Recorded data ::
:::
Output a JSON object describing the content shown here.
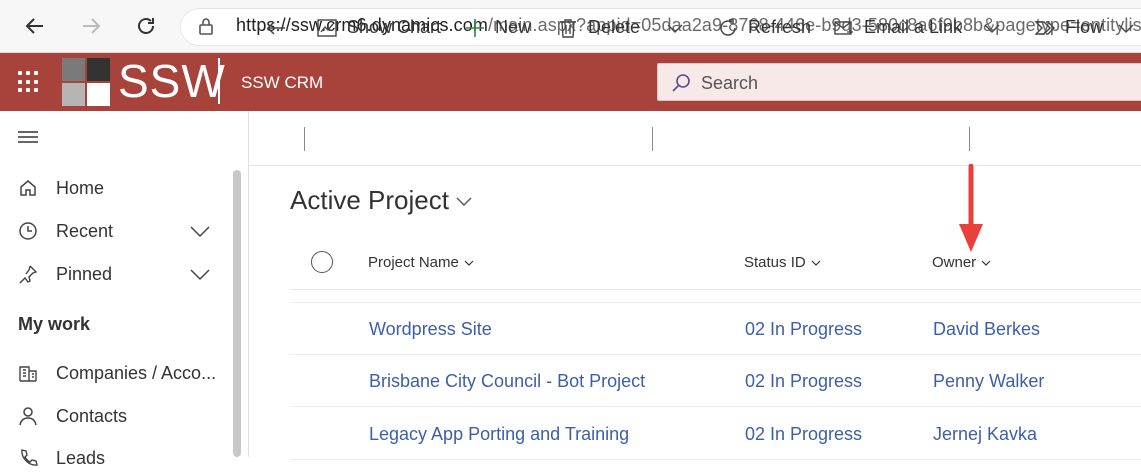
{
  "browser": {
    "url_host": "https://ssw.crm6.dynamics.com",
    "url_path": "/main.aspx?appid=05daa2a9-8768-446e-b9d3-580c8a6f9b8b&pagetype=entitylist&et"
  },
  "header": {
    "logo_text": "SSW",
    "app_title": "SSW CRM",
    "search_placeholder": "Search",
    "brand_color": "#a8433b"
  },
  "sidebar": {
    "items_top": [
      {
        "label": "Home",
        "icon": "home-icon"
      },
      {
        "label": "Recent",
        "icon": "clock-icon"
      },
      {
        "label": "Pinned",
        "icon": "pin-icon"
      }
    ],
    "section_title": "My work",
    "items_work": [
      {
        "label": "Companies / Acco...",
        "icon": "building-icon"
      },
      {
        "label": "Contacts",
        "icon": "person-icon"
      },
      {
        "label": "Leads",
        "icon": "phone-icon"
      }
    ]
  },
  "commands": {
    "show_chart": "Show Chart",
    "new": "New",
    "delete": "Delete",
    "refresh": "Refresh",
    "email_link": "Email a Link",
    "flow": "Flow"
  },
  "view": {
    "title": "Active Project"
  },
  "grid": {
    "columns": [
      "Project Name",
      "Status ID",
      "Owner"
    ],
    "rows": [
      [
        "Wordpress Site",
        "02 In Progress",
        "David Berkes"
      ],
      [
        "Brisbane City Council - Bot Project",
        "02 In Progress",
        "Penny Walker"
      ],
      [
        "Legacy App Porting and Training",
        "02 In Progress",
        "Jernej Kavka"
      ]
    ]
  },
  "annotation": {
    "arrow_color": "#e8413c"
  }
}
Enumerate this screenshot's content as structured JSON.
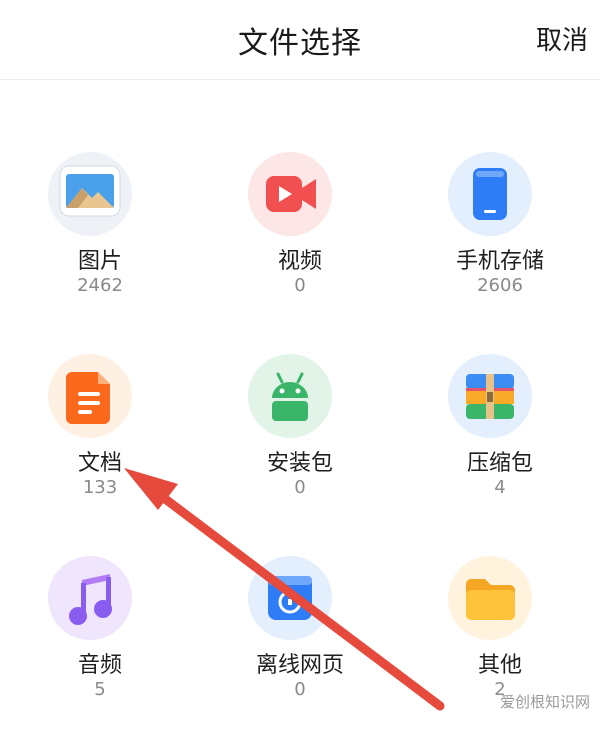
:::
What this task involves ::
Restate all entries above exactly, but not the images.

Exercise output ::
Output a JSON object describing the content shown here.
{
  "browser": {
    "url_host": "https://ssw.crm6.dynamics.com",
    "url_path": "/main.aspx?appid=05daa2a9-8768-446e-b9d3-580c8a6f9b8b&pagetype=entitylist&et"
  },
  "header": {
    "logo_text": "SSW",
    "app_title": "SSW CRM",
    "search_placeholder": "Search",
    "brand_color": "#a8433b"
  },
  "sidebar": {
    "items_top": [
      {
        "label": "Home",
        "icon": "home-icon"
      },
      {
        "label": "Recent",
        "icon": "clock-icon"
      },
      {
        "label": "Pinned",
        "icon": "pin-icon"
      }
    ],
    "section_title": "My work",
    "items_work": [
      {
        "label": "Companies / Acco...",
        "icon": "building-icon"
      },
      {
        "label": "Contacts",
        "icon": "person-icon"
      },
      {
        "label": "Leads",
        "icon": "phone-icon"
      }
    ]
  },
  "commands": {
    "show_chart": "Show Chart",
    "new": "New",
    "delete": "Delete",
    "refresh": "Refresh",
    "email_link": "Email a Link",
    "flow": "Flow"
  },
  "view": {
    "title": "Active Project"
  },
  "grid": {
    "columns": [
      "Project Name",
      "Status ID",
      "Owner"
    ],
    "rows": [
      [
        "Wordpress Site",
        "02 In Progress",
        "David Berkes"
      ],
      [
        "Brisbane City Council - Bot Project",
        "02 In Progress",
        "Penny Walker"
      ],
      [
        "Legacy App Porting and Training",
        "02 In Progress",
        "Jernej Kavka"
      ]
    ]
  },
  "annotation": {
    "arrow_color": "#e8413c"
  }
}
Enumerate this screenshot's content as structured JSON.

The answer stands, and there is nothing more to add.